I had an interesting conversation with a classmate of mine today.
As I alluded to earlier, I am not particularly thrilled with the lineup of classes that I have to take this term. I got into none of the classes I wanted to, and one class in particular seems like it will give me a migraine from now until May. I pretty much botched the first project, and so far the second one doesn't seem like it will be going any more smoothly.
I feel like Senior-itis has set in (well, it has
been five and a half years in college, plus summer classes). It's difficult for me to focus on projects that demand for me to move in a completely different direction from what I would like to do. I have nothing against realism, but it's not my strong suit, and having just about all of my classes focus on that, it seems, just makes me very uncomfortable in my own abilities in terms of what it is that I do want to do when I get out of here.
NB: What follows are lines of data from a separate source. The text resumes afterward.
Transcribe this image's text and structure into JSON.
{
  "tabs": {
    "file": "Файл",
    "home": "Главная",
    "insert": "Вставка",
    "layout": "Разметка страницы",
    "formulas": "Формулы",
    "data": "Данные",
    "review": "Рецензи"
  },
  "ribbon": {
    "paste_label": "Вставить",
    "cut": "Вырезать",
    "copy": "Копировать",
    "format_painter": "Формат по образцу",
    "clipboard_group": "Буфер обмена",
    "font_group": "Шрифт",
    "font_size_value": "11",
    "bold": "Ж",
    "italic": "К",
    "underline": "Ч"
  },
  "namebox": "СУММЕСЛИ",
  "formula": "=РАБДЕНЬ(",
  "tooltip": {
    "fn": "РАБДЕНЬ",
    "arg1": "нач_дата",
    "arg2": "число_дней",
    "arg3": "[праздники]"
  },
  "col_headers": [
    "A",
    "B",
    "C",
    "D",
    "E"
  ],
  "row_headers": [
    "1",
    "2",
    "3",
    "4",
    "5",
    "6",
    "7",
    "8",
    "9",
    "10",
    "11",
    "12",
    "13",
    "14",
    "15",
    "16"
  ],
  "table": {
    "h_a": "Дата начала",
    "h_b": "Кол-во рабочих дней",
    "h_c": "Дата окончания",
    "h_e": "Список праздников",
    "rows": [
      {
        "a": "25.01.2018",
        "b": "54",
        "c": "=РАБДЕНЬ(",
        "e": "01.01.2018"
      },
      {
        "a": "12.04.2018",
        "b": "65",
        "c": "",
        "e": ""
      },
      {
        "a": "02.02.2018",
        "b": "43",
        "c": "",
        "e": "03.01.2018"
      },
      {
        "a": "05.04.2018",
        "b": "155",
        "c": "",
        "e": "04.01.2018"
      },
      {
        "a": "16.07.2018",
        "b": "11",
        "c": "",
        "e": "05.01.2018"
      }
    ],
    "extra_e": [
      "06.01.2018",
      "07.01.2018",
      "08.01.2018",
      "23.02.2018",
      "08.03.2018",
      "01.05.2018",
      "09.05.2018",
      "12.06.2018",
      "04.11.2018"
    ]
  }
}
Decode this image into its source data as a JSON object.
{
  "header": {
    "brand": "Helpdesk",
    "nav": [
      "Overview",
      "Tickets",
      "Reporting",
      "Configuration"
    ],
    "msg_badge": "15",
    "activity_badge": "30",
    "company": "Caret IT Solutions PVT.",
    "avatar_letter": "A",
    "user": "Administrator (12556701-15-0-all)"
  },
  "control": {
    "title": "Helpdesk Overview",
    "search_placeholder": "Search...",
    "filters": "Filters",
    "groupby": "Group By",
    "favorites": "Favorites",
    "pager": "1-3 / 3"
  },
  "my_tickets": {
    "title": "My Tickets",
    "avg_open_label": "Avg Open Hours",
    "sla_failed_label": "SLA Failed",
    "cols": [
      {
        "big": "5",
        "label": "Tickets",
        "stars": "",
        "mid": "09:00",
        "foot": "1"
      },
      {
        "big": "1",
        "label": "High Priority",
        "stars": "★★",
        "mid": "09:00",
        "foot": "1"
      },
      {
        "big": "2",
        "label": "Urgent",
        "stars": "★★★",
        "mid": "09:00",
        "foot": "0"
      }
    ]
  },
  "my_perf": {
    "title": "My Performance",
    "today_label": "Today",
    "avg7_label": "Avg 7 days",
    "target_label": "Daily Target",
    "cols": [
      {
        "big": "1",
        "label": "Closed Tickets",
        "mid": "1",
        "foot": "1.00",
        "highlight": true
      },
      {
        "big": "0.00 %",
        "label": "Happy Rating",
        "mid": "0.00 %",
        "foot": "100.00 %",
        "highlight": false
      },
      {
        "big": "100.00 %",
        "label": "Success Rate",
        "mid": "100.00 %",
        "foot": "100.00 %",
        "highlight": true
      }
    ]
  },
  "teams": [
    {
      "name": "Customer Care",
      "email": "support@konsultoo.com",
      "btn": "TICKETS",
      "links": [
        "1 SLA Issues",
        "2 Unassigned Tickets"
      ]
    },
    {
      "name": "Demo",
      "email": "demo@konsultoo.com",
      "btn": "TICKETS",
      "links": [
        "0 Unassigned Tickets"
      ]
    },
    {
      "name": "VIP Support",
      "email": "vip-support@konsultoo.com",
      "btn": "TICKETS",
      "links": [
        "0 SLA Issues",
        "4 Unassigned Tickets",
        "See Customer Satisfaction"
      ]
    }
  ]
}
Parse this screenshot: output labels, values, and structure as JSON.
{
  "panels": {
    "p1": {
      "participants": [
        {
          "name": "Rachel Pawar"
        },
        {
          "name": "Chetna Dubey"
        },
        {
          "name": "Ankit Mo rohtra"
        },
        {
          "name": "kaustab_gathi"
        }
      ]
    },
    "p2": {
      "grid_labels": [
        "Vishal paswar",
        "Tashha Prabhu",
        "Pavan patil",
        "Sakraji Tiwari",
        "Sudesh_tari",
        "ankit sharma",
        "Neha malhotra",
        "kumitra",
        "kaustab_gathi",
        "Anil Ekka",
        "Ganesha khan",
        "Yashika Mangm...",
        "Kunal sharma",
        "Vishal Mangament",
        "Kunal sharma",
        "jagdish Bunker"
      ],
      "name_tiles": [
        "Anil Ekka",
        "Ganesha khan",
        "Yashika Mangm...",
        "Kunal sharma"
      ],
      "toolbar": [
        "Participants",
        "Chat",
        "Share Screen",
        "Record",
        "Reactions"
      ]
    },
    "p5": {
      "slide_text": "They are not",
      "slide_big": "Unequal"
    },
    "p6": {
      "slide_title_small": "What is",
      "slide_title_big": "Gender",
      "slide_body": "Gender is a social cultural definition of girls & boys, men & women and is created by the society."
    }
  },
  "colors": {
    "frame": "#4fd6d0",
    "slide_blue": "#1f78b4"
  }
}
I got the lecture on how realism is the foundation of visual art, so needless to say, it was more than a bit insulting to hear it from one of my classmates again as though I hadn't spent the past three years studying it. But hey, that's neither here nor there. It is what it is. I'm aware of it, and I also know that realism is not
what I want to spend the rest of my life doing professionally. Hell, I could have just gotten a scholarship to conservatory after high school and graduated with honors in three and a half years, spared myself all the time and trouble, and spent the rest of my life wondering what could have been.
What I want to do when I get out is something along the lines of what I've been doing in my free time. Storybook illustration, cartoons, editorial... anything where I won't have people trying to change the way I draw fundamentally. There's a distinction between that and having mistakes in my work corrected or having to change things according to the needs of a client, of course. I do understand that I probably won't be able to get away with drawing big muscly guys with tusks all the time and make a living doing it.
I've rambled enough about that part. It essentially boils down to aesthetic differences.
What I don't appreciate is the implication that I, as someone who does not see himself as a "realist", is somehow less of an artist than someone who does. That somehow I put less time and effort into the work that I produce than someone who draws and paints photo-realistic portraits and landscapes. I've heard it many, many times before and no doubt I will continue to hear it. That doesn't make it any less painful to hear when people talk about the work that I do as somehow being "beneath" their level of appreciation.
I suppose it's at least a bit of consolation that my work isn't outright mocked by my peers, as it was when I was in middle school and decided essentially to stop drawing for the next eight years. But at the same time, it's still painful. My work is a part of me, and it does me no good when people tell me to change simply because they don't believe I work hard enough based on the assumption that the work that I do is somehow beneath the "realism" they hold in high regard.
More people to laugh at when I get where I want to go, I guess. Oh well.
Stay classy, folks.